Benn Stancil: Better space, but not universally. I mean, the tools are better. They’re just nicer to use, they’re a lot more powerful. You don’t have to sit there and watch a query spin for an hour nearly as often as you used to. There’s a lot of stuff with databases where this was not long ago, but 10 years ago, you’d run queries and the Cluster would go down, and it was just part of life for you. You’d run the thing overnight, because you needed to and you’d come back and something happened in the middle of night, and I gotta wait till tomorrow to actually get your answer, very frustrating. It’s much faster to get stuff. So in that same time, no, you got to do some analysis on stuff in Salesforce, what’s going to take you a week to get to that point, and you’re gonna work with an engineer to actually do all this like kind of prep work? To actually answer the question you spend a lot more time just dealing with the system than you do with like the stuff that is just “fun”. However, I don’t think that analysts have gotten to the point where they’re mostly doing the fun stuff. Part of this is potentially the demand for data. Basically, the explosion of the need for data creates an explosion for the need for dashboards. And now people are chasing what is a much higher demand, and so they’re not actually working on the fun stuff to the degree that I want to. So I think there is still stuff to be done and figured out there. The potential is certainly there for life to be better. But I don’t know that universally it is because we’ve just sort of shifted the types of problems that you work on rather than like building a week to build what taking a week to build one dashboard and most of the frustrations of that. It’s now we’ll have to build 10 in a week. I guess I’m more productive, but I don’t know that I’m producing more value. And I’m certainly not necessarily more fun. So there’s doesn’t mean it can’t be done, but it wasn’t sort of like it. We just solved all the headaches of how people work with data. Now magically, I’m interested in great time.
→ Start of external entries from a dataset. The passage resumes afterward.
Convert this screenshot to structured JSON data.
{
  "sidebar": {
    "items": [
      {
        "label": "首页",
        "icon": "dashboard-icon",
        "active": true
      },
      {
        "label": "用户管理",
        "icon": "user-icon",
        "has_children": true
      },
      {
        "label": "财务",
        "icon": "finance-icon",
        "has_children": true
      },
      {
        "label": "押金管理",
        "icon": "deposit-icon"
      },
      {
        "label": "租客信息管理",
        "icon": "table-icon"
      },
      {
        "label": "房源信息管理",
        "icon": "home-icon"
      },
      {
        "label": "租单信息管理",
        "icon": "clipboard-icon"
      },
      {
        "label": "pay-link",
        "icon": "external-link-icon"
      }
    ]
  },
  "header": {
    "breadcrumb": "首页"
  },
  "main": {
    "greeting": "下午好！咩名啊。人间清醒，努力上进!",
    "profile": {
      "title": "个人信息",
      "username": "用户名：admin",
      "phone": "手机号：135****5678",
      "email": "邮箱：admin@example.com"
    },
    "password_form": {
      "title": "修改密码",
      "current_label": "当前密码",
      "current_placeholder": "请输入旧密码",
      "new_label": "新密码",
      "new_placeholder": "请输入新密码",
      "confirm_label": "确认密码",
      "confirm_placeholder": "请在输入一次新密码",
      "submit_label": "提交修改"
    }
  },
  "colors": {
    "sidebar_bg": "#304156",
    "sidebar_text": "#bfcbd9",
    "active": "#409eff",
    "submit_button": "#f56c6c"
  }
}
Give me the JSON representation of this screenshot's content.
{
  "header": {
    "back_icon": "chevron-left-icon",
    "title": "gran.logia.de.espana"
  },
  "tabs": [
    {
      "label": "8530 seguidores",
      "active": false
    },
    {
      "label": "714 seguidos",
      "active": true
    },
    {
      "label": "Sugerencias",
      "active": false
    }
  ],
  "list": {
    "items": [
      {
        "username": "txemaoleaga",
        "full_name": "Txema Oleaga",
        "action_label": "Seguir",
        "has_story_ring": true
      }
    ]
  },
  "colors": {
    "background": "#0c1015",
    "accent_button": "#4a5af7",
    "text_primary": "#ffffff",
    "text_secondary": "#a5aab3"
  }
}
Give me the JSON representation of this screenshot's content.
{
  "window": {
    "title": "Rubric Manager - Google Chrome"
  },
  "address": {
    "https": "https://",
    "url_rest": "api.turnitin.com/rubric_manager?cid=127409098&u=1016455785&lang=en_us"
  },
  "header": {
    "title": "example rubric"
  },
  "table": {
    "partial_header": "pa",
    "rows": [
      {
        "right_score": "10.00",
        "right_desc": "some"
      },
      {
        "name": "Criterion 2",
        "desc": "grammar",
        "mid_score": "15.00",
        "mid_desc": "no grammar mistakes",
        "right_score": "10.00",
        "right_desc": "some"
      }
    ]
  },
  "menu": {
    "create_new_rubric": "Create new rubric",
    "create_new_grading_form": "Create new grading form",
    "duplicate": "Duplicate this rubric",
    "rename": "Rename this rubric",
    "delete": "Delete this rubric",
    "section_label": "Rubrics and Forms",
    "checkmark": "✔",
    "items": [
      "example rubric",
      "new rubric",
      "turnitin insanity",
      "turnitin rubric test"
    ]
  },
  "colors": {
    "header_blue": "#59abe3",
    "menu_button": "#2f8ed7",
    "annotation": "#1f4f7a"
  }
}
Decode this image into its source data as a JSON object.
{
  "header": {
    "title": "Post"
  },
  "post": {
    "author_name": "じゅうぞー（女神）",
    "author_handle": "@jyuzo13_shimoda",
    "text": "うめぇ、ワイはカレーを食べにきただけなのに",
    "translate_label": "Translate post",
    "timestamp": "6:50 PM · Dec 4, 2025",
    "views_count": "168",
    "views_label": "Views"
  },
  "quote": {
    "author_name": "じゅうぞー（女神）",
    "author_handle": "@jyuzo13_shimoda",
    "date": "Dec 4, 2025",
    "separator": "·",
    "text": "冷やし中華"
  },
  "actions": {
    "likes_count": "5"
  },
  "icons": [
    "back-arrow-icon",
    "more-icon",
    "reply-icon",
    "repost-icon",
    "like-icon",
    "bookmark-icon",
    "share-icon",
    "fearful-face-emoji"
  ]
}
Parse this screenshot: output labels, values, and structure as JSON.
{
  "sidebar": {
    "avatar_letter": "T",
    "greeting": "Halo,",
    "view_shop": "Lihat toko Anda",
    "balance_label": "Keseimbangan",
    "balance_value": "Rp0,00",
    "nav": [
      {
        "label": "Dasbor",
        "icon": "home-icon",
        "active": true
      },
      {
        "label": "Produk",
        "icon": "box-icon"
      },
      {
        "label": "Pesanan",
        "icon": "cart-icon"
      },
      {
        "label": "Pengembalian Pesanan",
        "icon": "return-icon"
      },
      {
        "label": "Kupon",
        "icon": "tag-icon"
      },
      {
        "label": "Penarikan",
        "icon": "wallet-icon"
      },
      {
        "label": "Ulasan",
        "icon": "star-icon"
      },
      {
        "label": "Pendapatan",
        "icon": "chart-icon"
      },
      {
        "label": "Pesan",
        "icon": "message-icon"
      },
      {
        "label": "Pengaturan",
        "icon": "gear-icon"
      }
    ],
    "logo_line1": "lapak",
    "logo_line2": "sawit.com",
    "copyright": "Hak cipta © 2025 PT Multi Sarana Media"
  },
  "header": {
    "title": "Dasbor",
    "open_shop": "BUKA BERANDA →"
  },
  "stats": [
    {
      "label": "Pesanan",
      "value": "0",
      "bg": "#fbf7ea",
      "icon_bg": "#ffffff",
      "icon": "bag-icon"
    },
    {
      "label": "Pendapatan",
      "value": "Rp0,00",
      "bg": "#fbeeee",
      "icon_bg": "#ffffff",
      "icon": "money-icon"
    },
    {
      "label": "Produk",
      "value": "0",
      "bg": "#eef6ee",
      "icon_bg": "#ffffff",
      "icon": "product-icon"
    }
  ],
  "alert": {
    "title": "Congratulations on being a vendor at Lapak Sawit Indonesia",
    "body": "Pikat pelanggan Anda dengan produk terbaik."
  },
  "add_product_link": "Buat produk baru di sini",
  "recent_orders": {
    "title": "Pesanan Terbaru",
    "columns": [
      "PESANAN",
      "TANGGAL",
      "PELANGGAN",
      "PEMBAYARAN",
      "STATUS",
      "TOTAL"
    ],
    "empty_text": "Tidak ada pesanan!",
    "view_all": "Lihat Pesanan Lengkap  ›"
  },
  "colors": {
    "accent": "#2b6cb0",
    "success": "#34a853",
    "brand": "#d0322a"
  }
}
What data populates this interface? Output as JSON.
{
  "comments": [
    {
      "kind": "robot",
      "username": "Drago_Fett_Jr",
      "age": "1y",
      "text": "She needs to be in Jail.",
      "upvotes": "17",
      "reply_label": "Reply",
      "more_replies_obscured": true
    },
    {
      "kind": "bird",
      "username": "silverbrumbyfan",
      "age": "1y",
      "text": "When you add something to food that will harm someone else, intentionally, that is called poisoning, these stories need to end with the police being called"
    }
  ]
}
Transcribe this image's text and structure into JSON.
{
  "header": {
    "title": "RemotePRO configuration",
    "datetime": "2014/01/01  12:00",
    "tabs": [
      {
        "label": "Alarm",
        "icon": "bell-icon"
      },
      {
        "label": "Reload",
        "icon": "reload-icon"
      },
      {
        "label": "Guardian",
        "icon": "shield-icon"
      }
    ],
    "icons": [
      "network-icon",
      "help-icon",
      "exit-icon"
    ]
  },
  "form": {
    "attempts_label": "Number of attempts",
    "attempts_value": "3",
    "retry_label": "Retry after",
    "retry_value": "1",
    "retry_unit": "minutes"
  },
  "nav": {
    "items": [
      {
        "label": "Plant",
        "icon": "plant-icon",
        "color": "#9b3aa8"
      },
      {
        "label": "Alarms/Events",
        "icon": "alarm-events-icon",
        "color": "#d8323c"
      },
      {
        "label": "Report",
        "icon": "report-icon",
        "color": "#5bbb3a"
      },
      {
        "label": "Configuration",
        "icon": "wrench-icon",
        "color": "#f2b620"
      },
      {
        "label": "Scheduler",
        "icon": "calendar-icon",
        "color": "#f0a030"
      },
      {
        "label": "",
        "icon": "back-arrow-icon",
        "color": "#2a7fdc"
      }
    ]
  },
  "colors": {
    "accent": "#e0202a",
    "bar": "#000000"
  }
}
Shane Gibson: Well, we’ll close it out there. Thank you for coming on the show. On the show notes, I’ll put in a link to your articles that you do every week. So just like to thank you for writing those, they’re well written, well thought out, well-reasoned, based on facts and some opinion, but opinion grounded in facts. So really enjoy reading them as I think the rest of the world do. So thank you for taking the time of writing such great content and making it freely available. That’s a thing of beauty for when people do that. So thanks for coming on the show, and we’ll catch you later.
Benn Stancil: For sure, thanks for having me and appreciate that, this was a good time.
PODCAST OUTRO: Data magicians was another AgileData podcast. If you’d like to learn more on applying an Agile way of working to your data and analytics, head over to agiledata.io.